Recommended Respite Care for Early Dementia
What are some reasons for which the nurse might recommend an adult day care center as a potential option for Mr. Everett to pursue?
Recommended Respite Care for Early Dementia (cont.)
Because Claudine is in the early stages of dementia, she is not yet socially withdrawn. She could benefit greatly from being in an adult day care setting. The activities, along with a safe environment and staff interaction, would be a perfect fit for her.
What are three questions you would advise the family to consider as they grapple with this issue?
Does Claudine know how to use the telephone in an emergency?
Does she show signs of agitation, depression, or withdrawal when left alone for any period of time?
Does she wander or become disoriented?
What are two actions Claudine’s family could take to promote safety in the home’s entryway?
According to Home Safety for People with Alzheimer’s Disease, two actions could be to:
remove scattered rugs
use textured strips or nonskid wax on hardwood and tile floors to prevent slipping
Confronting the patient
What are your thoughts on how to best handle this situation in relation to Claudine knowing the truth?
Confronting the patient (cont.)
Everyone deserves to know the truth. According to the International Psychogeriatrics journal, “People with dementia typically experience progressive impairment in the acquisition and retention of new information or events, referred to as a deficit in episodic memory.” This should not stop the family from disclosing any information to Claudine - especially during the early stages of dementia. Claudine should be treated like any other patient when it comes to this matter. It is her right to know what is happening. Anything short of this is considered unethical.
Fletcher, K. (2008). Nursing standard of practice protocol:
Recognition and management of dementia. Hartford Institute of Geriatric Nursing. Retrieved from http://consultgerirn.org/topics/dementia/want_to_know_more
Home safety for people with Alzheimer’s disease (2010). National
Institute on Aging. (NIH Publication No. 02-5179). Retrieved from http://nia.nih.gov/Alzheimers/Publications/homesafety.htm#safe
Respite care. (2007). Alzheimer’s Association. Retrieved from http://
Stages of Alzheimer’s (2010). Alzheimer’s Association. Retrieved from
Standard treatments. (2010) Alzheimer’s Association. Retrieved from
Steps to diagnosis. (2010) Alzheimer’s Association. Retrieved from

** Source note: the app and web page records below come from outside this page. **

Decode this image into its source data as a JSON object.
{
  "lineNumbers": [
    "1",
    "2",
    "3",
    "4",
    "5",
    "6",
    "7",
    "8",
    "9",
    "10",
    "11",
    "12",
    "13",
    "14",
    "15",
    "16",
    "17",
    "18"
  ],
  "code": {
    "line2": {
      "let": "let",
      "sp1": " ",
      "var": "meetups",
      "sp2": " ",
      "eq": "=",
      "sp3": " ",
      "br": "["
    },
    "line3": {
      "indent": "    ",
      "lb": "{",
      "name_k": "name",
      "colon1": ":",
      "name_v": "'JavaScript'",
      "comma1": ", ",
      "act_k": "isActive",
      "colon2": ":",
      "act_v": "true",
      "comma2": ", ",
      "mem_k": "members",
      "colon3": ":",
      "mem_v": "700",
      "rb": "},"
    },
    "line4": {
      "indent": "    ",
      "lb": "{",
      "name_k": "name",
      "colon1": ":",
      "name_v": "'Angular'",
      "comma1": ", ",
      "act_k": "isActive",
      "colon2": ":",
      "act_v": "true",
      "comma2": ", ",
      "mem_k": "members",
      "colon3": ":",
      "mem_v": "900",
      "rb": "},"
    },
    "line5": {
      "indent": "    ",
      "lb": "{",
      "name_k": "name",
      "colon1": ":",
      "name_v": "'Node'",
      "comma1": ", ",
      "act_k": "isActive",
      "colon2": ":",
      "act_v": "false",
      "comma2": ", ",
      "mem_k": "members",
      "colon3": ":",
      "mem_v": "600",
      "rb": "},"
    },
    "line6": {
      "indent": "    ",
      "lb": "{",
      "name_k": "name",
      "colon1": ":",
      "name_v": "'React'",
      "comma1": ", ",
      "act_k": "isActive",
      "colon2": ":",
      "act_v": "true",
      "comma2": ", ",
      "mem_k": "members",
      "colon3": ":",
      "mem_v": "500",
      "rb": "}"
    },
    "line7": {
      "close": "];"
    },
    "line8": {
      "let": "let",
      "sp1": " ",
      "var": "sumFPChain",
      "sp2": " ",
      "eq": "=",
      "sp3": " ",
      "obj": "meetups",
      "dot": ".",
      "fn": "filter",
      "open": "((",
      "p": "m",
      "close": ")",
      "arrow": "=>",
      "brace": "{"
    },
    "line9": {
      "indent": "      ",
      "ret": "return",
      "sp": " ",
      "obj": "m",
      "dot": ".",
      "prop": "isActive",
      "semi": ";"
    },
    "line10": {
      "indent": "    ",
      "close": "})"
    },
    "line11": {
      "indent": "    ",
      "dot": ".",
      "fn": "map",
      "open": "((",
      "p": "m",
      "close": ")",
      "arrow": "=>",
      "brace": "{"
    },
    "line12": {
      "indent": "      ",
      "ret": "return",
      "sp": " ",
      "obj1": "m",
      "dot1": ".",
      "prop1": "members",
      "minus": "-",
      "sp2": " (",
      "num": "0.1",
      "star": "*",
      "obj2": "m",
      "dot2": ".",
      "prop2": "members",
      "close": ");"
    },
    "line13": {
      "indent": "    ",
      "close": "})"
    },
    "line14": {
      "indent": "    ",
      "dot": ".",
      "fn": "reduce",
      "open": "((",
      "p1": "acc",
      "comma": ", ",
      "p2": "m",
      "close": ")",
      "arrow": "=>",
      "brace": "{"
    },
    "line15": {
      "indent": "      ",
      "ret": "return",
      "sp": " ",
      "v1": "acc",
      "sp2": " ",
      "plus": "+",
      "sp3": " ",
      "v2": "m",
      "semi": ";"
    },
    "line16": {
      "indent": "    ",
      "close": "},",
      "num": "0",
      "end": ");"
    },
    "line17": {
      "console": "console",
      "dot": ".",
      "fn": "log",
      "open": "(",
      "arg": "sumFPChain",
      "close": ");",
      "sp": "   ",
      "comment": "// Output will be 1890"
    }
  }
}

Works Cited (cont.)
Fargo, K., & Bleiler, L. (2014). 2014 Alzheimer's disease facts and figures.
Alzheimer's and Dementia: The Journal of the Alzheimer's Association, 10(2), 47-92. Retrieved December 1, 2014, from Alzheimer's and Dementia.
Guruswami, S., Cairns, N., Moo Lee, J., & Sharma, V. (2014). Design and synthesis
of a novel PET probe for early detection of Alzheimer's disease -- Guruswami et al. 55 (1001): 137 -- Society of Nuclear Medicine Annual Meeting Abstracts. Retrieved December 1, 2014, from http://jnumedmtg.snmjournals.org/cgi/content/meeting_abstract/55/1_MeetingAbstracts/137
Home safety for people with Alzheimer's Disease. (2010) (1st ed., p. 11). Retrieved
Smith, E. R., Broughton, M., Baker, R., Pachana, N. A., Angwin, A. J., Humphreys,
M. S., . . . Chenery, H. J. (2011). Memory and communication support in dementia: Research-based strategies for caregivers. International Psychogeriatrics, 23(2), 256-63. doi:http://dx.doi.org/10.1017/S1041610210001845
Maayan N, Soares-Weiser K, Lee H. Respite care for people with dementia and
their carers. Cochrane Database of Systematic Reviews 2014, Issue 1.
Respite care is the temporary provision of care for a person with dementia. Care may be provided by trained and untrained staff or volunteers.
The care provided may also differ in duration, ranging from a couple of hours to a number of weeks. Respite care may be planned or unplanned and may involve overnight care or daytime-only care.
Ideally the patient and caregiver should be able to choose the type of respite care that suits them.